November 2016 News
Literacy Without Learning A 'ticking Time-bomb', Says Education Min Naeem Akhtar27 November 2016

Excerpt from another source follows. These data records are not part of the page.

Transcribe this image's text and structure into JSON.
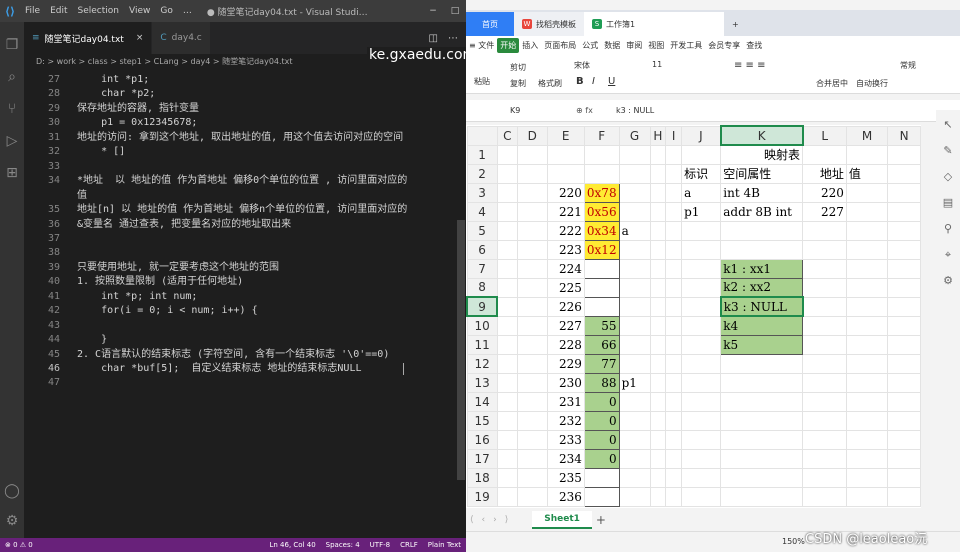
{
  "vscode": {
    "menu": [
      "File",
      "Edit",
      "Selection",
      "View",
      "Go",
      "…"
    ],
    "window_title": "● 随堂笔记day04.txt - Visual Studi…",
    "tabs": [
      {
        "label": "随堂笔记day04.txt",
        "icon": "txt-file-icon"
      },
      {
        "label": "day4.c",
        "icon": "c-file-icon"
      }
    ],
    "breadcrumb": "D: > work > class > step1 > CLang > day4 > 随堂笔记day04.txt",
    "overlay_url": "ke.gxaedu.com",
    "lines": [
      {
        "n": "27",
        "t": "    int *p1;"
      },
      {
        "n": "28",
        "t": "    char *p2;"
      },
      {
        "n": "29",
        "t": "保存地址的容器, 指针变量"
      },
      {
        "n": "30",
        "t": "    p1 = 0x12345678;"
      },
      {
        "n": "31",
        "t": "地址的访问: 拿到这个地址, 取出地址的值, 用这个值去访问对应的空间"
      },
      {
        "n": "32",
        "t": "    * []"
      },
      {
        "n": "33",
        "t": ""
      },
      {
        "n": "34",
        "t": "*地址  以 地址的值 作为首地址 偏移0个单位的位置 , 访问里面对应的"
      },
      {
        "n": "",
        "t": "值"
      },
      {
        "n": "35",
        "t": "地址[n] 以 地址的值 作为首地址 偏移n个单位的位置, 访问里面对应的"
      },
      {
        "n": "36",
        "t": "&变量名 通过查表, 把变量名对应的地址取出来"
      },
      {
        "n": "37",
        "t": ""
      },
      {
        "n": "38",
        "t": ""
      },
      {
        "n": "39",
        "t": "只要使用地址, 就一定要考虑这个地址的范围"
      },
      {
        "n": "40",
        "t": "1. 按照数量限制 (适用于任何地址)"
      },
      {
        "n": "41",
        "t": "    int *p; int num;"
      },
      {
        "n": "42",
        "t": "    for(i = 0; i < num; i++) {"
      },
      {
        "n": "43",
        "t": ""
      },
      {
        "n": "44",
        "t": "    }"
      },
      {
        "n": "45",
        "t": "2. C语言默认的结束标志 (字符空间, 含有一个结束标志 '\\0'==0)"
      },
      {
        "n": "46",
        "t": "    char *buf[5];  自定义结束标志 地址的结束标志NULL"
      },
      {
        "n": "47",
        "t": ""
      }
    ],
    "status": {
      "left": "⊗ 0 ⚠ 0",
      "pos": "Ln 46, Col 40",
      "spaces": "Spaces: 4",
      "enc": "UTF-8",
      "eol": "CRLF",
      "lang": "Plain Text"
    }
  },
  "spreadsheet": {
    "tabs": {
      "home": "首页",
      "template": "找稻壳模板",
      "book": "工作簿1",
      "add": "+"
    },
    "menu": [
      "≡ 文件",
      "开始",
      "插入",
      "页面布局",
      "公式",
      "数据",
      "审阅",
      "视图",
      "开发工具",
      "会员专享",
      "查找"
    ],
    "ribbon": {
      "paste": "粘贴",
      "cut": "剪切",
      "copy": "复制",
      "fmt": "格式刷",
      "font": "宋体",
      "size": "11",
      "merge": "合并居中",
      "wrap": "自动换行",
      "numfmt": "常规"
    },
    "cell_ref": "K9",
    "formula": "k3 : NULL",
    "columns": [
      "C",
      "D",
      "E",
      "F",
      "G",
      "H",
      "I",
      "J",
      "K",
      "L",
      "M",
      "N"
    ],
    "selected_col": "K",
    "selected_row": "9",
    "rows": [
      {
        "r": "1",
        "E": "",
        "F": "",
        "G": "",
        "J": "",
        "K": "映射表",
        "L": "",
        "M": ""
      },
      {
        "r": "2",
        "E": "",
        "F": "",
        "G": "",
        "J": "标识",
        "K": "空间属性",
        "L": "地址",
        "M": "值"
      },
      {
        "r": "3",
        "E": "220",
        "F": "0x78",
        "G": "",
        "J": "a",
        "K": "int 4B",
        "L": "220",
        "M": ""
      },
      {
        "r": "4",
        "E": "221",
        "F": "0x56",
        "G": "",
        "J": "p1",
        "K": "addr 8B int",
        "L": "227",
        "M": ""
      },
      {
        "r": "5",
        "E": "222",
        "F": "0x34",
        "G": "a",
        "J": "",
        "K": "",
        "L": "",
        "M": ""
      },
      {
        "r": "6",
        "E": "223",
        "F": "0x12",
        "G": "",
        "J": "",
        "K": "",
        "L": "",
        "M": ""
      },
      {
        "r": "7",
        "E": "224",
        "F": "",
        "G": "",
        "J": "",
        "K": "k1 : xx1",
        "L": "",
        "M": ""
      },
      {
        "r": "8",
        "E": "225",
        "F": "",
        "G": "",
        "J": "",
        "K": "k2 : xx2",
        "L": "",
        "M": ""
      },
      {
        "r": "9",
        "E": "226",
        "F": "",
        "G": "",
        "J": "",
        "K": "k3 : NULL",
        "L": "",
        "M": ""
      },
      {
        "r": "10",
        "E": "227",
        "F": "55",
        "G": "",
        "J": "",
        "K": "k4",
        "L": "",
        "M": ""
      },
      {
        "r": "11",
        "E": "228",
        "F": "66",
        "G": "",
        "J": "",
        "K": "k5",
        "L": "",
        "M": ""
      },
      {
        "r": "12",
        "E": "229",
        "F": "77",
        "G": "",
        "J": "",
        "K": "",
        "L": "",
        "M": ""
      },
      {
        "r": "13",
        "E": "230",
        "F": "88",
        "G": "p1",
        "J": "",
        "K": "",
        "L": "",
        "M": ""
      },
      {
        "r": "14",
        "E": "231",
        "F": "0",
        "G": "",
        "J": "",
        "K": "",
        "L": "",
        "M": ""
      },
      {
        "r": "15",
        "E": "232",
        "F": "0",
        "G": "",
        "J": "",
        "K": "",
        "L": "",
        "M": ""
      },
      {
        "r": "16",
        "E": "233",
        "F": "0",
        "G": "",
        "J": "",
        "K": "",
        "L": "",
        "M": ""
      },
      {
        "r": "17",
        "E": "234",
        "F": "0",
        "G": "",
        "J": "",
        "K": "",
        "L": "",
        "M": ""
      },
      {
        "r": "18",
        "E": "235",
        "F": "",
        "G": "",
        "J": "",
        "K": "",
        "L": "",
        "M": ""
      },
      {
        "r": "19",
        "E": "236",
        "F": "",
        "G": "",
        "J": "",
        "K": "",
        "L": "",
        "M": ""
      }
    ],
    "sheet_tab": "Sheet1",
    "zoom": "150%",
    "watermark": "CSDN @leaoleao沅"
  }
}
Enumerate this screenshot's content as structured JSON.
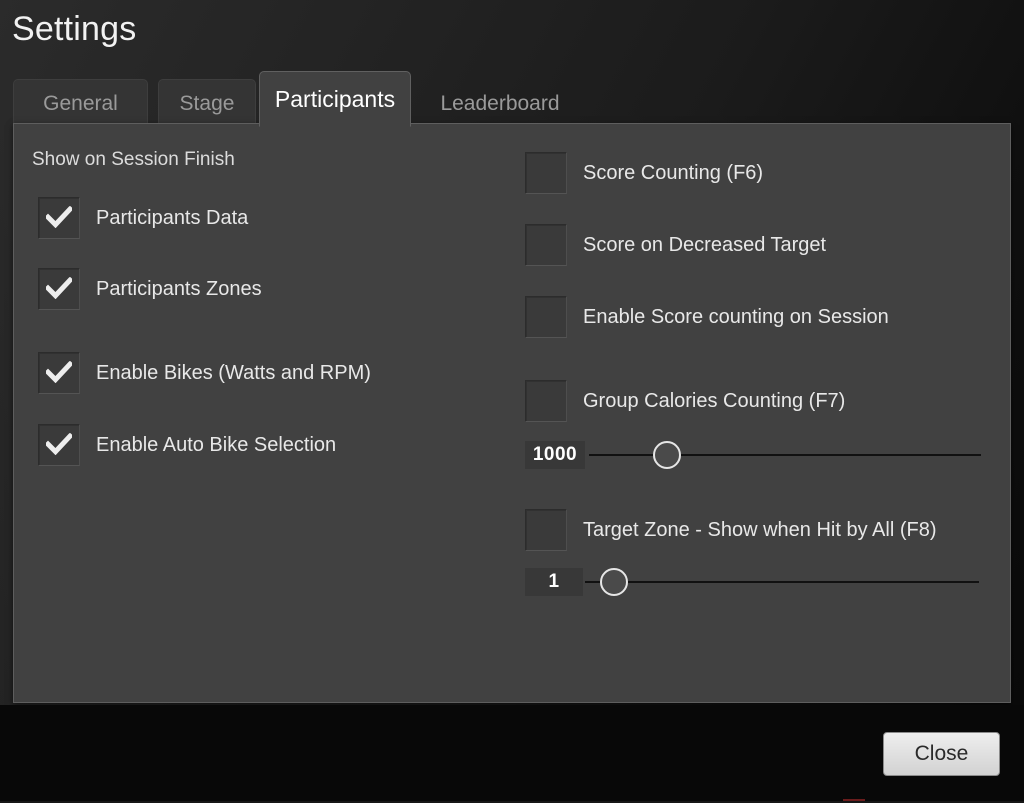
{
  "window": {
    "title": "Settings"
  },
  "tabs": [
    {
      "id": "general",
      "label": "General",
      "active": false
    },
    {
      "id": "stage",
      "label": "Stage",
      "active": false
    },
    {
      "id": "participants",
      "label": "Participants",
      "active": true
    },
    {
      "id": "leaderboard",
      "label": "Leaderboard",
      "active": false
    }
  ],
  "panel": {
    "section_label": "Show on Session Finish",
    "left_column": [
      {
        "id": "participants-data",
        "label": "Participants Data",
        "checked": true
      },
      {
        "id": "participants-zones",
        "label": "Participants Zones",
        "checked": true
      },
      {
        "id": "enable-bikes",
        "label": "Enable Bikes (Watts and RPM)",
        "checked": true
      },
      {
        "id": "enable-auto-bike-selection",
        "label": "Enable Auto Bike Selection",
        "checked": true
      }
    ],
    "right_column": [
      {
        "id": "score-counting",
        "label": "Score Counting (F6)",
        "checked": false
      },
      {
        "id": "score-on-decreased-target",
        "label": "Score on Decreased Target",
        "checked": false
      },
      {
        "id": "enable-score-counting-session",
        "label": "Enable Score counting on Session",
        "checked": false
      },
      {
        "id": "group-calories-counting",
        "label": "Group Calories Counting (F7)",
        "checked": false
      },
      {
        "id": "target-zone-hit-by-all",
        "label": "Target Zone - Show when Hit by All (F8)",
        "checked": false
      }
    ],
    "sliders": [
      {
        "id": "group-calories-slider",
        "value": "1000"
      },
      {
        "id": "target-zone-slider",
        "value": "1"
      }
    ]
  },
  "footer": {
    "close_label": "Close"
  },
  "colors": {
    "panel_bg": "#414141",
    "panel_border": "#5e5e5e",
    "active_tab_bg": "#414141",
    "inactive_tab_bg": "#343434",
    "text_primary": "#e8e8e8",
    "text_muted": "#9a9a9a",
    "checkbox_bg": "#3a3a3a",
    "slider_track": "#111111",
    "close_button_bg": "#dedede"
  }
}
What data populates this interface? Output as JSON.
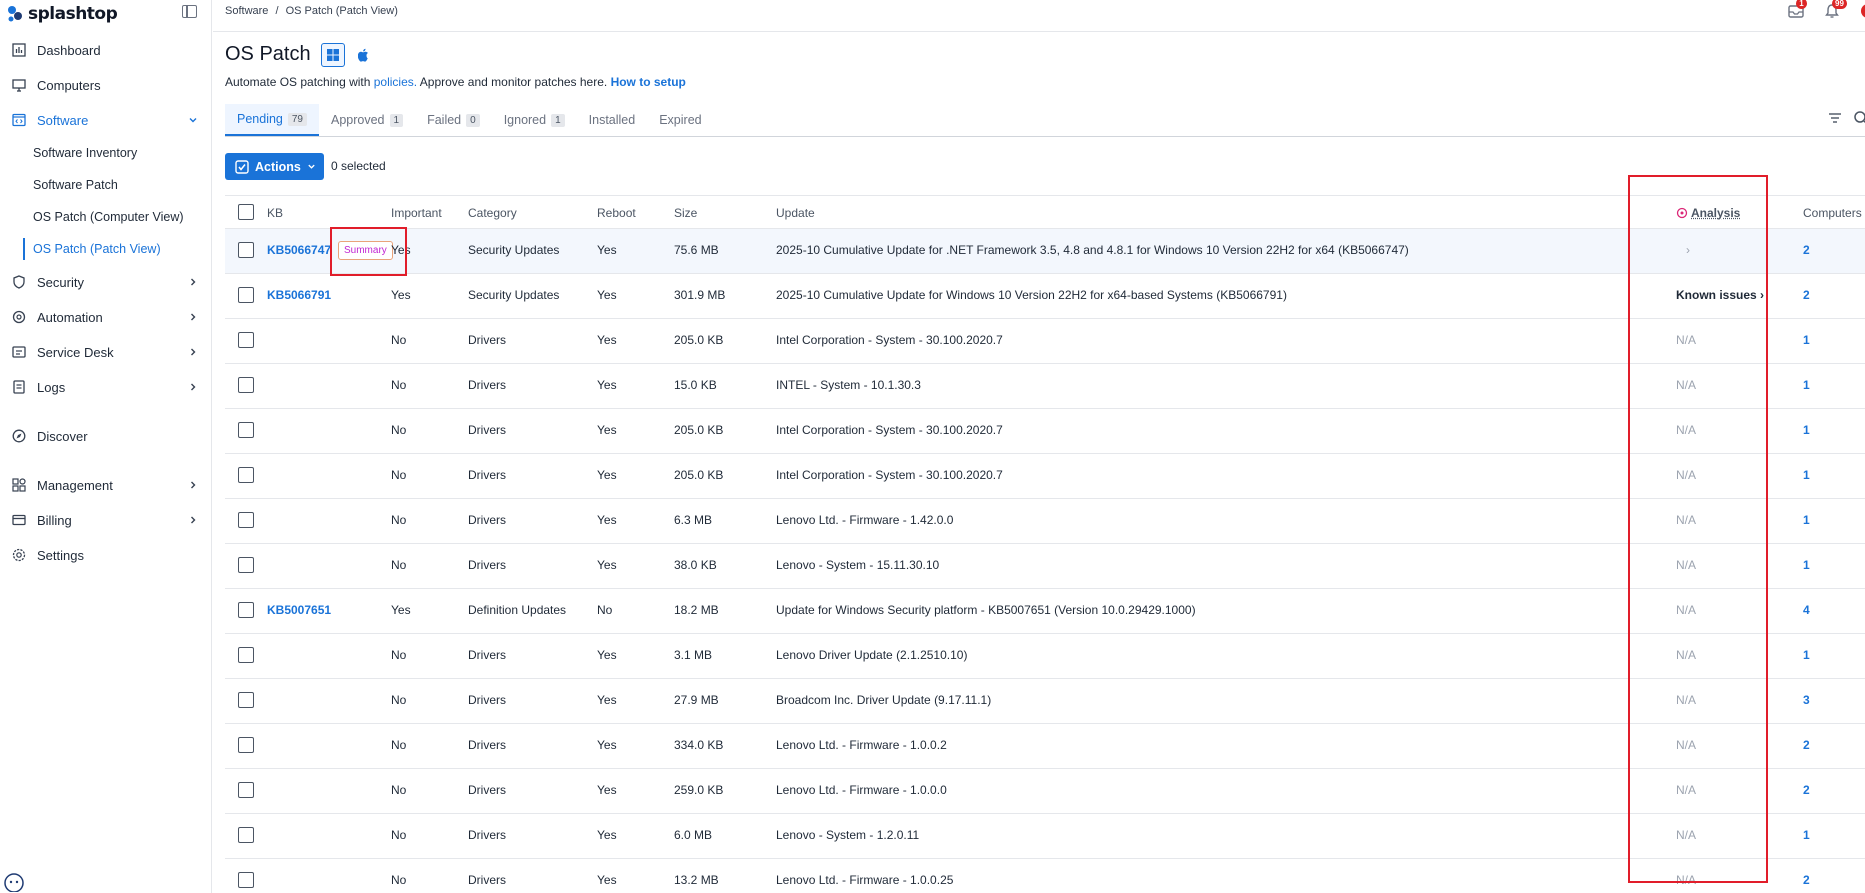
{
  "brand": {
    "name": "splashtop"
  },
  "sidebar": {
    "items": [
      {
        "label": "Dashboard"
      },
      {
        "label": "Computers"
      },
      {
        "label": "Software"
      },
      {
        "label": "Security"
      },
      {
        "label": "Automation"
      },
      {
        "label": "Service Desk"
      },
      {
        "label": "Logs"
      },
      {
        "label": "Discover"
      },
      {
        "label": "Management"
      },
      {
        "label": "Billing"
      },
      {
        "label": "Settings"
      }
    ],
    "software_sub": [
      {
        "label": "Software Inventory"
      },
      {
        "label": "Software Patch"
      },
      {
        "label": "OS Patch (Computer View)"
      },
      {
        "label": "OS Patch (Patch View)"
      }
    ]
  },
  "breadcrumb": {
    "root": "Software",
    "sep": "/",
    "current": "OS Patch (Patch View)"
  },
  "header": {
    "inbox_badge": "1",
    "notif_badge": "99"
  },
  "page": {
    "title": "OS Patch",
    "subtitle_pre": "Automate OS patching with ",
    "subtitle_link": "policies.",
    "subtitle_mid": " Approve and monitor patches here. ",
    "subtitle_link2": "How to setup"
  },
  "tabs": [
    {
      "label": "Pending",
      "count": "79"
    },
    {
      "label": "Approved",
      "count": "1"
    },
    {
      "label": "Failed",
      "count": "0"
    },
    {
      "label": "Ignored",
      "count": "1"
    },
    {
      "label": "Installed",
      "count": ""
    },
    {
      "label": "Expired",
      "count": ""
    }
  ],
  "toolbar": {
    "actions_label": "Actions",
    "selected_text": "0 selected"
  },
  "table": {
    "headers": {
      "kb": "KB",
      "important": "Important",
      "category": "Category",
      "reboot": "Reboot",
      "size": "Size",
      "update": "Update",
      "analysis": "Analysis",
      "computers": "Computers"
    },
    "summary_tag": "Summary",
    "rows": [
      {
        "kb": "KB5066747",
        "important": "Yes",
        "category": "Security Updates",
        "reboot": "Yes",
        "size": "75.6 MB",
        "update": "2025-10 Cumulative Update for .NET Framework 3.5, 4.8 and 4.8.1 for Windows 10 Version 22H2 for x64 (KB5066747)",
        "analysis": "›",
        "computers": "2"
      },
      {
        "kb": "KB5066791",
        "important": "Yes",
        "category": "Security Updates",
        "reboot": "Yes",
        "size": "301.9 MB",
        "update": "2025-10 Cumulative Update for Windows 10 Version 22H2 for x64-based Systems (KB5066791)",
        "analysis": "Known issues ›",
        "computers": "2"
      },
      {
        "kb": "",
        "important": "No",
        "category": "Drivers",
        "reboot": "Yes",
        "size": "205.0 KB",
        "update": "Intel Corporation - System - 30.100.2020.7",
        "analysis": "N/A",
        "computers": "1"
      },
      {
        "kb": "",
        "important": "No",
        "category": "Drivers",
        "reboot": "Yes",
        "size": "15.0 KB",
        "update": "INTEL - System - 10.1.30.3",
        "analysis": "N/A",
        "computers": "1"
      },
      {
        "kb": "",
        "important": "No",
        "category": "Drivers",
        "reboot": "Yes",
        "size": "205.0 KB",
        "update": "Intel Corporation - System - 30.100.2020.7",
        "analysis": "N/A",
        "computers": "1"
      },
      {
        "kb": "",
        "important": "No",
        "category": "Drivers",
        "reboot": "Yes",
        "size": "205.0 KB",
        "update": "Intel Corporation - System - 30.100.2020.7",
        "analysis": "N/A",
        "computers": "1"
      },
      {
        "kb": "",
        "important": "No",
        "category": "Drivers",
        "reboot": "Yes",
        "size": "6.3 MB",
        "update": "Lenovo Ltd. - Firmware - 1.42.0.0",
        "analysis": "N/A",
        "computers": "1"
      },
      {
        "kb": "",
        "important": "No",
        "category": "Drivers",
        "reboot": "Yes",
        "size": "38.0 KB",
        "update": "Lenovo - System - 15.11.30.10",
        "analysis": "N/A",
        "computers": "1"
      },
      {
        "kb": "KB5007651",
        "important": "Yes",
        "category": "Definition Updates",
        "reboot": "No",
        "size": "18.2 MB",
        "update": "Update for Windows Security platform - KB5007651 (Version 10.0.29429.1000)",
        "analysis": "N/A",
        "computers": "4"
      },
      {
        "kb": "",
        "important": "No",
        "category": "Drivers",
        "reboot": "Yes",
        "size": "3.1 MB",
        "update": "Lenovo Driver Update (2.1.2510.10)",
        "analysis": "N/A",
        "computers": "1"
      },
      {
        "kb": "",
        "important": "No",
        "category": "Drivers",
        "reboot": "Yes",
        "size": "27.9 MB",
        "update": "Broadcom Inc. Driver Update (9.17.11.1)",
        "analysis": "N/A",
        "computers": "3"
      },
      {
        "kb": "",
        "important": "No",
        "category": "Drivers",
        "reboot": "Yes",
        "size": "334.0 KB",
        "update": "Lenovo Ltd. - Firmware - 1.0.0.2",
        "analysis": "N/A",
        "computers": "2"
      },
      {
        "kb": "",
        "important": "No",
        "category": "Drivers",
        "reboot": "Yes",
        "size": "259.0 KB",
        "update": "Lenovo Ltd. - Firmware - 1.0.0.0",
        "analysis": "N/A",
        "computers": "2"
      },
      {
        "kb": "",
        "important": "No",
        "category": "Drivers",
        "reboot": "Yes",
        "size": "6.0 MB",
        "update": "Lenovo - System - 1.2.0.11",
        "analysis": "N/A",
        "computers": "1"
      },
      {
        "kb": "",
        "important": "No",
        "category": "Drivers",
        "reboot": "Yes",
        "size": "13.2 MB",
        "update": "Lenovo Ltd. - Firmware - 1.0.0.25",
        "analysis": "N/A",
        "computers": "2"
      }
    ]
  },
  "colors": {
    "accent": "#1a73d8",
    "highlight": "#e11d2a",
    "summary_text": "#c026d3"
  }
}
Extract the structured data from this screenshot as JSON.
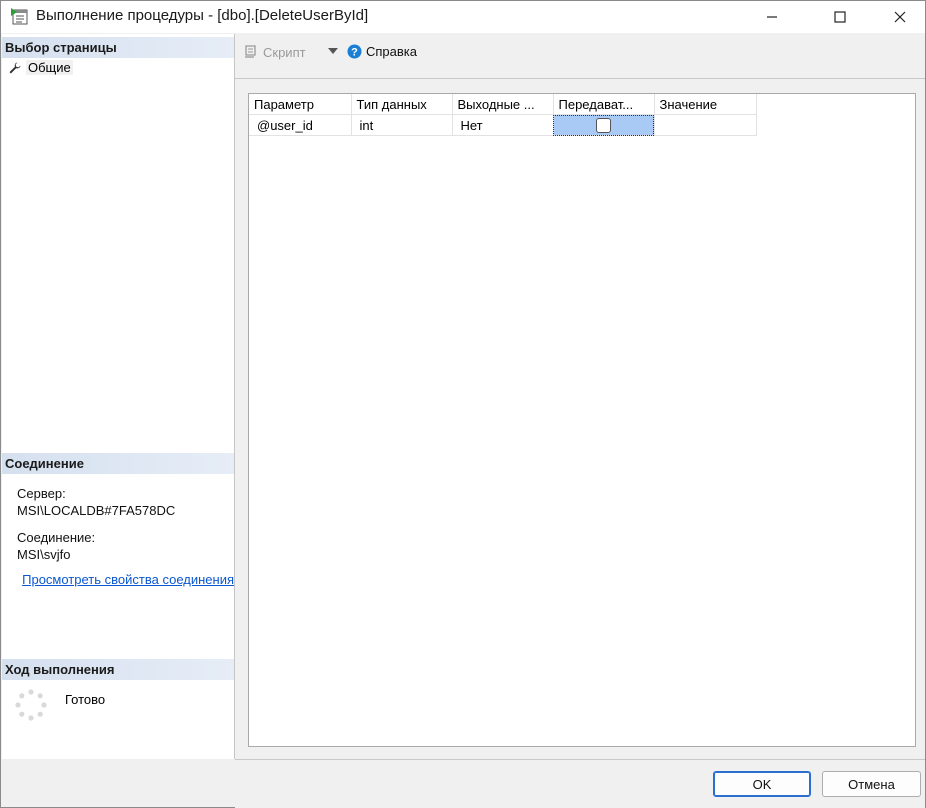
{
  "window": {
    "title": "Выполнение процедуры - [dbo].[DeleteUserById]"
  },
  "sidebar": {
    "page_select_header": "Выбор страницы",
    "pages": [
      {
        "label": "Общие",
        "icon": "wrench-icon"
      }
    ],
    "connection_header": "Соединение",
    "server_label": "Сервер:",
    "server_value": "MSI\\LOCALDB#7FA578DC",
    "connection_label": "Соединение:",
    "connection_value": "MSI\\svjfo",
    "view_properties_link": "Просмотреть свойства соединения",
    "progress_header": "Ход выполнения",
    "progress_status": "Готово"
  },
  "toolbar": {
    "script_label": "Скрипт",
    "help_label": "Справка"
  },
  "grid": {
    "columns": [
      "Параметр",
      "Тип данных",
      "Выходные ...",
      "Передават...",
      "Значение"
    ],
    "rows": [
      {
        "parameter": "@user_id",
        "data_type": "int",
        "output": "Нет",
        "pass_null": false,
        "value": ""
      }
    ]
  },
  "footer": {
    "ok_label": "OK",
    "cancel_label": "Отмена"
  },
  "colors": {
    "accent": "#2a6fd0",
    "selection": "#a9caf4",
    "section_header": "#d5e0ef",
    "link": "#0b57d0"
  }
}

New Delhi: Much of what governments do is aimed at trying to undo the damage of what they have done in the past. One might expect such words from a radical critic of the governance system, perhaps a fiery and radical student activist. One rarely hears them from a minister. One especially does not expect such words from one who, in his own state, is a pillar of the establishment, a pretty conservative one at that. But Jammu and Kashmir's education minister Naeem Akhtar was in a feisty mood on Friday evening. In a brief speech at New Delhi's hallowed India International Centre, he did not beat about the bush. The Sarva Shiksha Abhiyan (universal literacy movement) is 'a ticking time bomb,' he said. The 'atrociously implemented' scheme had been little more than a mechanism to divert taxpayers' money to let favourites open a school at home, and employ a cook too. The scheme was a pet project of the Centre during UPA-I, when Arjun Singh was the minister for human resource development. Representational image. PTI Representational image. PTI The idea that India has a demographic advantage from its 1.3 billion people has been reduced to 'a slogan,' Akhtar said, pointing out that education had become focused on the formal process of obtaining degrees and certificates rather than learning. Literacy without learning was not just useless but actually counterproductive, he seemed to suggest. In a speech to launch a fund-raising drive for a university in Ladakh, Akhtar asked what sort of future the country hoped to produce through its current education. The new university has been envisaged by Sonam Wangchuk, the founder and head of the Ladakh-based Students' Educational and Cultural Movement Of Ladakh (Secmol). Wangchuk recently won an international award for innovative ideas - for a mechanism to create artificial ice cones which could re-green the ice desert of Ladakh. Akhtar has taken on established vested interests in the education sector since he became education minister in the Mufti Sayeed-led government last year. It has, at times, been a rough ride. Ironically, Wangchuk too had taken on the entrenched vested interests of the education department in Leh district - and the rest of the district establishment too - after he set up Secmol in 1994. Things came to such a pass in 2007 that Wangchuk was run out of the state, with an FIR accusing him of being a foreign agent hanging like Damocles' sword over his extremely useful, and popular, work in the Leh district. Such are the ways in which Jammu and Kashmir's extraordinarily compromised establishment sometimes deals with change makers who try and work for peace and progress at the grassroots! Both Akhtar and Wangchuk have both stayed the course - and Akhtar on Friday publicly assured Wangchuk of the government's full support. In the context of the Sarva Shiksha Abhiyan, Akhtar said he had had to close 4,000 (non-functional) schools in Jammu and Kashmir, Akhtar said. And Rajasthan had closed 20,000 schools. The minister added that he had also closed 142 schools that had teachers but no students. Indeed, it is a fact that several such schools have been operational, at which salaries are paid for no work done. One such school operated down the road from the Jawahar Nagar house in Srinagar, where Akhtar lived for several years. Akhtar is almost the only minister in the current Mehbooba Mufti-led government who has made his presence felt during the turmoil since July. He directly took on the Hurriyat, including Syed Ali Shah Geelani, through an open letter. He has insisted throughout the recent unrest that examinations would be held, and that schools must function. Of course it is a different matter that the government caved in to popular demand recently and ordered mass promotions, and halved the syllabi for state board examinations. One hopes the government will now stand firm on the commitment Akhtar made on Friday to support Wangchuk's pathbreaking university project.